@manatee I grew up in Oregon and I can't agree with you more. I moved to Southern CA and escaped the stench. But the memory of the girls with "chive crotch" who didn't bathe their hairy armpits or anything "down below" lives on. Nor will I ever forget the reaction of a friend visiting from Mexico when she saw a swarm of Grateful Dead followers ( who all came from middle-upper class families) in their filthy raggedy attire. She cried out "Oh no! those poor people! They must going through a really rough time and nobody cares! How could this happen in America?" It was impossible to explain to someone from a poor country why these young people would choose not to bathe, dress like street urchins, and just basically leech off all the shmucks who would give them free food and shelter. When they had every opportunity to be educated, productive members of society. I did get turned on to the benefits of yoga thanks to them, but I chose to practice it in a clean, stench free environment.

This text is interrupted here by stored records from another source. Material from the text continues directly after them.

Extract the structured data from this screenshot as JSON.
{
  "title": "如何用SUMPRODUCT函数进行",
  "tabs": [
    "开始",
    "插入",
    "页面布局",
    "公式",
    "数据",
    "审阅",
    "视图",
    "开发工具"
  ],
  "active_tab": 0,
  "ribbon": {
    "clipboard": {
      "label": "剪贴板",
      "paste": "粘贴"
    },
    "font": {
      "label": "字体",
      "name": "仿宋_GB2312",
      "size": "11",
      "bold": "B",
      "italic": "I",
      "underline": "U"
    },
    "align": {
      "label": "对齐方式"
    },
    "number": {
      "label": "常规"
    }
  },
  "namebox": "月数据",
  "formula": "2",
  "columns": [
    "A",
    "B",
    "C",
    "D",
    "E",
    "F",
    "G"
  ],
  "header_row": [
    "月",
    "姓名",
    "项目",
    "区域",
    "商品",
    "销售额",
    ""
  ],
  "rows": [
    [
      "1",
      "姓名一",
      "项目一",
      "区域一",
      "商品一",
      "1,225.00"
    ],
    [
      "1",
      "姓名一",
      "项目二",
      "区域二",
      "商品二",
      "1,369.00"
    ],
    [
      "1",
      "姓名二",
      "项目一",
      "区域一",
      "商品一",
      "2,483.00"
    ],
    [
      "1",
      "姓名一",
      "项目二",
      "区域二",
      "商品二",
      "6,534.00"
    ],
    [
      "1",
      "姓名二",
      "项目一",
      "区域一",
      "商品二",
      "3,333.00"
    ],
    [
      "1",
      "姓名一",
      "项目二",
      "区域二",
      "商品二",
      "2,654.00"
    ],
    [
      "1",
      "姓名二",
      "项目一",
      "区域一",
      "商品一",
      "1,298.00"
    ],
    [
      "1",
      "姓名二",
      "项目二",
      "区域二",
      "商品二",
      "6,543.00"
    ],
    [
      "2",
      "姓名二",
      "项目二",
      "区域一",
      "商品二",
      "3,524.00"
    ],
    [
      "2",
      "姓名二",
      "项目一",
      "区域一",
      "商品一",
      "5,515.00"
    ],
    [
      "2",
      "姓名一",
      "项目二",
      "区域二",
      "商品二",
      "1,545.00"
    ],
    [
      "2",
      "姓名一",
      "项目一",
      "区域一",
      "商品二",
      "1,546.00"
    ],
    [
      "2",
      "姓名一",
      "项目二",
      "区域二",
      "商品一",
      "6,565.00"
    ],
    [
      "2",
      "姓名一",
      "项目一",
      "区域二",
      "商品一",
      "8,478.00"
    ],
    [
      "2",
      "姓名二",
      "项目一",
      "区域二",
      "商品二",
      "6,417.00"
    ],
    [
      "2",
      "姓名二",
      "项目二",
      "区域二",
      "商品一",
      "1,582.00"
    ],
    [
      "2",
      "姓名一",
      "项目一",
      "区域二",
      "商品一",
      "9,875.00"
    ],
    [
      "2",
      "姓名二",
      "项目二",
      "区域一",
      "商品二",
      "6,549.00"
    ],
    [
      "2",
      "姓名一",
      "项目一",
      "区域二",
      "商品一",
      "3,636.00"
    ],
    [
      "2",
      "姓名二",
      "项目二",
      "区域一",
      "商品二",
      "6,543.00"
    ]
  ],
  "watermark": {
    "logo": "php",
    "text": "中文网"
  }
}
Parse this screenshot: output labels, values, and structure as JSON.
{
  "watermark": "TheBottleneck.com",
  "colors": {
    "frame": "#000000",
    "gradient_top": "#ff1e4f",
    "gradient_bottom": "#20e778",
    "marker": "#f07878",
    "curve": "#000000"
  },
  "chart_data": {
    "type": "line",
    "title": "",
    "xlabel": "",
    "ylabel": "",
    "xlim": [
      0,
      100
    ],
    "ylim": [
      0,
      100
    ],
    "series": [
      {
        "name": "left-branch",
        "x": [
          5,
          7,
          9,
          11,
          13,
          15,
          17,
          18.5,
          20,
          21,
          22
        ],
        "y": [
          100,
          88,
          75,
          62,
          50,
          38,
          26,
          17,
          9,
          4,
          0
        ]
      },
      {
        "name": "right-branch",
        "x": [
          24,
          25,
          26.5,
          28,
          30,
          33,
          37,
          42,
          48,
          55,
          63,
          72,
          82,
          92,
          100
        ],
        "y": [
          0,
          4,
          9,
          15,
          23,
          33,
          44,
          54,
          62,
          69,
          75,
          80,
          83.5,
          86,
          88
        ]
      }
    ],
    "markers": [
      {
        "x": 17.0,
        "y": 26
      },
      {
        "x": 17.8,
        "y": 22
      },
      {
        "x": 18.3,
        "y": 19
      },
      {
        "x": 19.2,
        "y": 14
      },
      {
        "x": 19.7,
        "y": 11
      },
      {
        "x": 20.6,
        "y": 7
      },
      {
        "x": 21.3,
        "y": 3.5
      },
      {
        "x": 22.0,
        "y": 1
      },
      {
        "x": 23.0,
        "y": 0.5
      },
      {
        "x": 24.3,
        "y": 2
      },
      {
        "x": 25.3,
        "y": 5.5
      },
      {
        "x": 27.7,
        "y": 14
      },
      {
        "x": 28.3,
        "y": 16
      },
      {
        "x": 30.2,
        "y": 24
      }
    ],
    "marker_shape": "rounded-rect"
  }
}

Anyway, I now live in Mexico. I have seen, first hand, the extremely dirt poor conditions so many people live in. Running water, electricity, paved streets, decent schools and medical care are a luxury.
Yet you see them coming out of the makeshift shacks they live in, freshly bathed, well groomed, looking spotless in clothing that has been washed and ironed with great care. And to top it off- wearing a beautiful smile on their face. So, for these people who struggle everyday just to maintain the basics, it is almost impossible to comprehend the American mentality.

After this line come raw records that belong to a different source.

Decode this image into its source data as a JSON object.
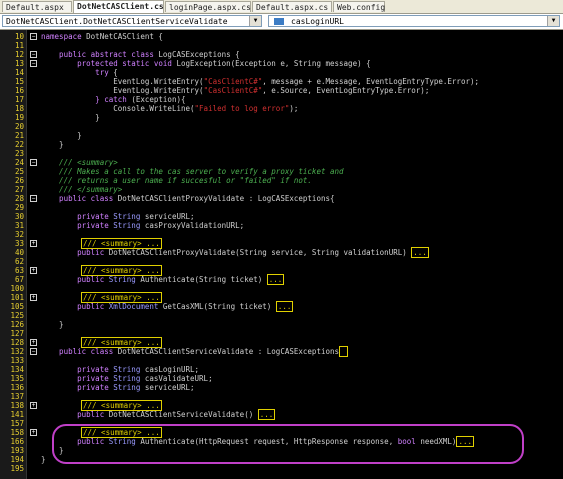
{
  "tabs": [
    {
      "label": "Default.aspx",
      "active": false
    },
    {
      "label": "DotNetCASClient.cs",
      "active": true
    },
    {
      "label": "loginPage.aspx.cs",
      "active": false
    },
    {
      "label": "Default.aspx.cs",
      "active": false
    },
    {
      "label": "Web.config",
      "active": false
    }
  ],
  "navbar": {
    "class_combo": "DotNetCASClient.DotNetCASClientServiceValidate",
    "member_combo": "casLoginURL"
  },
  "lines": [
    {
      "n": "10",
      "fold": "-",
      "parts": [
        [
          "kw",
          "namespace "
        ],
        [
          "tx",
          "DotNetCASClient {"
        ]
      ]
    },
    {
      "n": "11",
      "parts": []
    },
    {
      "n": "12",
      "fold": "-",
      "parts": [
        [
          "kw",
          "    public abstract class "
        ],
        [
          "tx",
          "LogCASExceptions {"
        ]
      ]
    },
    {
      "n": "13",
      "fold": "-",
      "parts": [
        [
          "kw",
          "        protected static void "
        ],
        [
          "tx",
          "LogException(Exception e, String message) {"
        ]
      ]
    },
    {
      "n": "14",
      "parts": [
        [
          "kw",
          "            try "
        ],
        [
          "tx",
          "{"
        ]
      ]
    },
    {
      "n": "15",
      "parts": [
        [
          "tx",
          "                EventLog.WriteEntry("
        ],
        [
          "st",
          "\"CasClientC#\""
        ],
        [
          "tx",
          ", message + e.Message, EventLogEntryType.Error);"
        ]
      ]
    },
    {
      "n": "16",
      "parts": [
        [
          "tx",
          "                EventLog.WriteEntry("
        ],
        [
          "st",
          "\"CasClientC#\""
        ],
        [
          "tx",
          ", e.Source, EventLogEntryType.Error);"
        ]
      ]
    },
    {
      "n": "17",
      "parts": [
        [
          "kw",
          "            } catch "
        ],
        [
          "tx",
          "(Exception){"
        ]
      ]
    },
    {
      "n": "18",
      "parts": [
        [
          "tx",
          "                Console.WriteLine("
        ],
        [
          "st",
          "\"Failed to log error\""
        ],
        [
          "tx",
          ");"
        ]
      ]
    },
    {
      "n": "19",
      "parts": [
        [
          "tx",
          "            }"
        ]
      ]
    },
    {
      "n": "20",
      "parts": []
    },
    {
      "n": "21",
      "parts": [
        [
          "tx",
          "        }"
        ]
      ]
    },
    {
      "n": "22",
      "parts": [
        [
          "tx",
          "    }"
        ]
      ]
    },
    {
      "n": "23",
      "parts": []
    },
    {
      "n": "24",
      "fold": "-",
      "parts": [
        [
          "cm",
          "    /// <summary>"
        ]
      ]
    },
    {
      "n": "25",
      "parts": [
        [
          "cm",
          "    /// Makes a call to the cas server to verify a proxy ticket and"
        ]
      ]
    },
    {
      "n": "26",
      "parts": [
        [
          "cm",
          "    /// returns a user name if succesful or \"failed\" if not."
        ]
      ]
    },
    {
      "n": "27",
      "parts": [
        [
          "cm",
          "    /// </summary>"
        ]
      ]
    },
    {
      "n": "28",
      "fold": "-",
      "parts": [
        [
          "kw",
          "    public class "
        ],
        [
          "tx",
          "DotNetCASClientProxyValidate : LogCASExceptions{"
        ]
      ]
    },
    {
      "n": "29",
      "parts": []
    },
    {
      "n": "30",
      "parts": [
        [
          "kw",
          "        private "
        ],
        [
          "ty",
          "String "
        ],
        [
          "tx",
          "serviceURL;"
        ]
      ]
    },
    {
      "n": "31",
      "parts": [
        [
          "kw",
          "        private "
        ],
        [
          "ty",
          "String "
        ],
        [
          "tx",
          "casProxyValidationURL;"
        ]
      ]
    },
    {
      "n": "32",
      "parts": []
    },
    {
      "n": "33",
      "fold": "+",
      "parts": [
        [
          "ph",
          "/// <summary> ..."
        ]
      ]
    },
    {
      "n": "40",
      "parts": [
        [
          "kw",
          "        public "
        ],
        [
          "tx",
          "DotNetCASClientProxyValidate(String service, String validationURL) "
        ],
        [
          "ph",
          "..."
        ]
      ]
    },
    {
      "n": "62",
      "parts": []
    },
    {
      "n": "63",
      "fold": "+",
      "parts": [
        [
          "ph",
          "/// <summary> ..."
        ]
      ]
    },
    {
      "n": "67",
      "parts": [
        [
          "kw",
          "        public "
        ],
        [
          "ty",
          "String "
        ],
        [
          "tx",
          "Authenticate(String ticket) "
        ],
        [
          "ph",
          "..."
        ]
      ]
    },
    {
      "n": "100",
      "parts": []
    },
    {
      "n": "101",
      "fold": "+",
      "parts": [
        [
          "ph",
          "/// <summary> ..."
        ]
      ]
    },
    {
      "n": "105",
      "parts": [
        [
          "kw",
          "        public "
        ],
        [
          "ty",
          "XmlDocument "
        ],
        [
          "tx",
          "GetCasXML(String ticket) "
        ],
        [
          "ph",
          "..."
        ]
      ]
    },
    {
      "n": "125",
      "parts": []
    },
    {
      "n": "126",
      "parts": [
        [
          "tx",
          "    }"
        ]
      ]
    },
    {
      "n": "127",
      "parts": []
    },
    {
      "n": "128",
      "fold": "+",
      "parts": [
        [
          "ph",
          "/// <summary> ..."
        ]
      ]
    },
    {
      "n": "132",
      "fold": "-",
      "parts": [
        [
          "kw",
          "    public class "
        ],
        [
          "tx",
          "DotNetCASClientServiceValidate : LogCASExceptions"
        ],
        [
          "ph",
          " "
        ]
      ]
    },
    {
      "n": "133",
      "parts": []
    },
    {
      "n": "134",
      "parts": [
        [
          "kw",
          "        private "
        ],
        [
          "ty",
          "String "
        ],
        [
          "tx",
          "casLoginURL;"
        ]
      ]
    },
    {
      "n": "135",
      "parts": [
        [
          "kw",
          "        private "
        ],
        [
          "ty",
          "String "
        ],
        [
          "tx",
          "casValidateURL;"
        ]
      ]
    },
    {
      "n": "136",
      "parts": [
        [
          "kw",
          "        private "
        ],
        [
          "ty",
          "String "
        ],
        [
          "tx",
          "serviceURL;"
        ]
      ]
    },
    {
      "n": "137",
      "parts": []
    },
    {
      "n": "138",
      "fold": "+",
      "parts": [
        [
          "ph",
          "/// <summary> ..."
        ]
      ]
    },
    {
      "n": "141",
      "parts": [
        [
          "kw",
          "        public "
        ],
        [
          "tx",
          "DotNetCASClientServiceValidate() "
        ],
        [
          "ph",
          "..."
        ]
      ]
    },
    {
      "n": "157",
      "parts": []
    },
    {
      "n": "158",
      "fold": "+",
      "parts": [
        [
          "ph",
          "/// <summary> ..."
        ]
      ]
    },
    {
      "n": "166",
      "parts": [
        [
          "kw",
          "        public "
        ],
        [
          "ty",
          "String "
        ],
        [
          "tx",
          "Authenticate(HttpRequest request, HttpResponse response, "
        ],
        [
          "kw",
          "bool "
        ],
        [
          "tx",
          "needXML)"
        ],
        [
          "ph",
          "..."
        ]
      ]
    },
    {
      "n": "193",
      "parts": [
        [
          "tx",
          "    }"
        ]
      ]
    },
    {
      "n": "194",
      "parts": [
        [
          "tx",
          "}"
        ]
      ]
    },
    {
      "n": "195",
      "parts": []
    }
  ]
}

Clearly, materially speaking, they are very poor. But they are so rich in spirit. With very few exceptions, they are very close knit families and most often live in extended family units. No need for daycare or nursing homes. No need to pay a "shrink" when you have a supportive family to help you. The use of psychotropic meds is almost unheard of. They maintain their spiritual traditions and rituals, and include the children from the very beginning. No need to pay a guru to be your guide because you have lost touch with you inner self. With such a physically demanding lifestyle, no need to pay gym fees to get a workout. They may not do yoga, but they know how to position and move their bodies when they carry heavy loads,ect., and therefore they have excellent posture.

And last but not least, they do not shy away from the reality of death. In these remote villages when someone dies, the family handles every detail at home. The women bathe and prepare their loved ones body for burial. The men build a simple wooden casket and prepare the burial site. Their loved one's body is never left alone. Before the funeral and burial, they hold a 24 candlelight prayer vigil around the body which is laid out in the front room. The following day the casket is carried to to the church for a funeral Mass. Then the casket is closed and hand carried to the cemetery accompanied by musicians as all members of the village walk behind in a solemn procession.

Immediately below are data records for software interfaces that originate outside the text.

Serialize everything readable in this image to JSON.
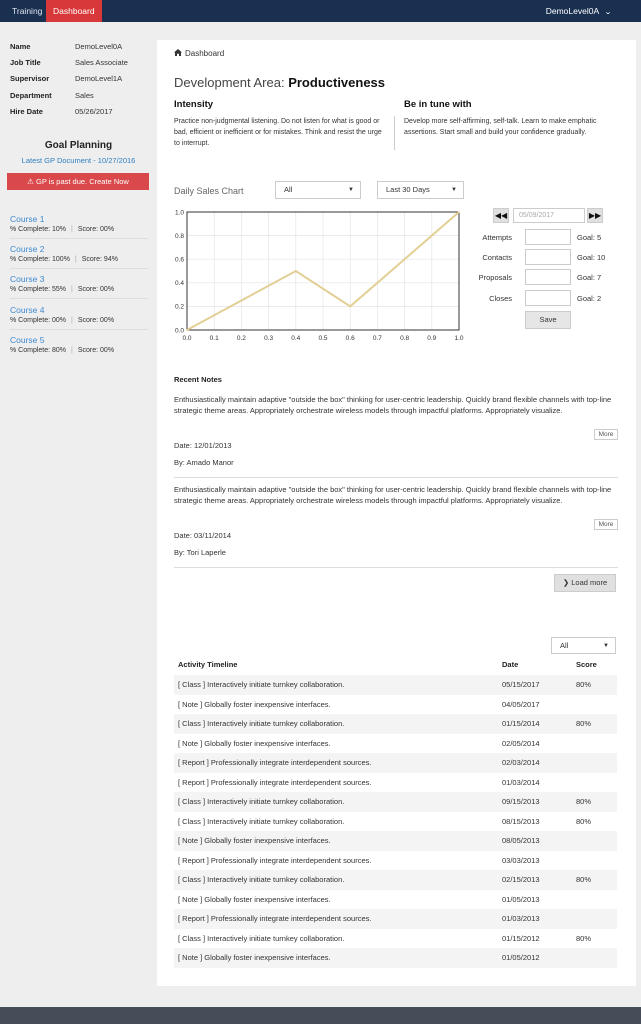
{
  "nav": {
    "tabs": [
      "Training",
      "Dashboard"
    ],
    "user": "DemoLevel0A"
  },
  "profile": [
    {
      "label": "Name",
      "value": "DemoLevel0A"
    },
    {
      "label": "Job Title",
      "value": "Sales Associate"
    },
    {
      "label": "Supervisor",
      "value": "DemoLevel1A"
    },
    {
      "label": "Department",
      "value": "Sales"
    },
    {
      "label": "Hire Date",
      "value": "05/26/2017"
    }
  ],
  "goal_planning": {
    "title": "Goal Planning",
    "latest_doc": "Latest GP Document - 10/27/2016",
    "alert": "GP is past due. Create Now"
  },
  "courses": [
    {
      "name": "Course 1",
      "complete": "% Complete: 10%",
      "score": "Score: 00%"
    },
    {
      "name": "Course 2",
      "complete": "% Complete: 100%",
      "score": "Score: 94%"
    },
    {
      "name": "Course 3",
      "complete": "% Complete: 55%",
      "score": "Score: 00%"
    },
    {
      "name": "Course 4",
      "complete": "% Complete: 00%",
      "score": "Score: 00%"
    },
    {
      "name": "Course 5",
      "complete": "% Complete: 80%",
      "score": "Score: 00%"
    }
  ],
  "breadcrumb": "Dashboard",
  "dev_area": {
    "prefix": "Development Area:",
    "name": "Productiveness"
  },
  "columns": [
    {
      "heading": "Intensity",
      "text": "Practice non-judgmental listening. Do not listen for what is good or bad, efficient or inefficient or for mistakes. Think and resist the urge to interrupt."
    },
    {
      "heading": "Be in tune with",
      "text": "Develop more self-affirming, self-talk. Learn to make emphatic assertions. Start small and build your confidence gradually."
    }
  ],
  "chart_panel": {
    "title": "Daily Sales Chart",
    "filter_value": "All",
    "range_value": "Last 30 Days"
  },
  "chart_data": {
    "type": "line",
    "x": [
      0.0,
      0.4,
      0.6,
      1.0
    ],
    "series": [
      {
        "values": [
          0.0,
          0.5,
          0.2,
          1.0
        ],
        "color": "#e2cf94"
      }
    ],
    "xticks": [
      "0.0",
      "0.1",
      "0.2",
      "0.3",
      "0.4",
      "0.5",
      "0.6",
      "0.7",
      "0.8",
      "0.9",
      "1.0"
    ],
    "yticks": [
      "0.0",
      "0.2",
      "0.4",
      "0.6",
      "0.8",
      "1.0"
    ],
    "xlim": [
      0,
      1
    ],
    "ylim": [
      0,
      1
    ],
    "grid": true
  },
  "goals": {
    "date": "05/09/2017",
    "rows": [
      {
        "label": "Attempts",
        "goal": "Goal: 5"
      },
      {
        "label": "Contacts",
        "goal": "Goal: 10"
      },
      {
        "label": "Proposals",
        "goal": "Goal: 7"
      },
      {
        "label": "Closes",
        "goal": "Goal: 2"
      }
    ],
    "save_label": "Save"
  },
  "notes": {
    "title": "Recent Notes",
    "items": [
      {
        "text": "Enthusiastically maintain adaptive \"outside the box\" thinking for user-centric leadership. Quickly brand flexible channels with top-line strategic theme areas. Appropriately orchestrate wireless models through impactful platforms. Appropriately visualize.",
        "date": "Date: 12/01/2013",
        "by": "By: Amado Manor"
      },
      {
        "text": "Enthusiastically maintain adaptive \"outside the box\" thinking for user-centric leadership. Quickly brand flexible channels with top-line strategic theme areas. Appropriately orchestrate wireless models through impactful platforms. Appropriately visualize.",
        "date": "Date: 03/11/2014",
        "by": "By: Tori Laperle"
      }
    ],
    "more_label": "More",
    "load_more_label": "Load more"
  },
  "timeline": {
    "filter_value": "All",
    "headers": [
      "Activity Timeline",
      "Date",
      "Score"
    ],
    "rows": [
      [
        "[ Class ] Interactively initiate turnkey collaboration.",
        "05/15/2017",
        "80%"
      ],
      [
        "[ Note ] Globally foster inexpensive interfaces.",
        "04/05/2017",
        ""
      ],
      [
        "[ Class ] Interactively initiate turnkey collaboration.",
        "01/15/2014",
        "80%"
      ],
      [
        "[ Note ] Globally foster inexpensive interfaces.",
        "02/05/2014",
        ""
      ],
      [
        "[ Report ] Professionally integrate interdependent sources.",
        "02/03/2014",
        ""
      ],
      [
        "[ Report ] Professionally integrate interdependent sources.",
        "01/03/2014",
        ""
      ],
      [
        "[ Class ] Interactively initiate turnkey collaboration.",
        "09/15/2013",
        "80%"
      ],
      [
        "[ Class ] Interactively initiate turnkey collaboration.",
        "08/15/2013",
        "80%"
      ],
      [
        "[ Note ] Globally foster inexpensive interfaces.",
        "08/05/2013",
        ""
      ],
      [
        "[ Report ] Professionally integrate interdependent sources.",
        "03/03/2013",
        ""
      ],
      [
        "[ Class ] Interactively initiate turnkey collaboration.",
        "02/15/2013",
        "80%"
      ],
      [
        "[ Note ] Globally foster inexpensive interfaces.",
        "01/05/2013",
        ""
      ],
      [
        "[ Report ] Professionally integrate interdependent sources.",
        "01/03/2013",
        ""
      ],
      [
        "[ Class ] Interactively initiate turnkey collaboration.",
        "01/15/2012",
        "80%"
      ],
      [
        "[ Note ] Globally foster inexpensive interfaces.",
        "01/05/2012",
        ""
      ]
    ]
  },
  "colors": {
    "nav_bg": "#1a3050",
    "nav_active": "#d9383a",
    "alert": "#d9484a",
    "link": "#2d7fc0",
    "chart_line": "#e2cf94",
    "footer": "#454d58"
  }
}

I realize that I've gone off on a bit a tangent. But I believe it is relevant, because all of us who go to yoga and meditation classes are seeking the peace and happiness that we lost along the way in America. The wonderful Mexican people who opened their hearts, homes and shared their lives with me, showed me the source of true happiness. We can all learn so much from them.

Posted on September 17, 2011 at 9:29 pm 0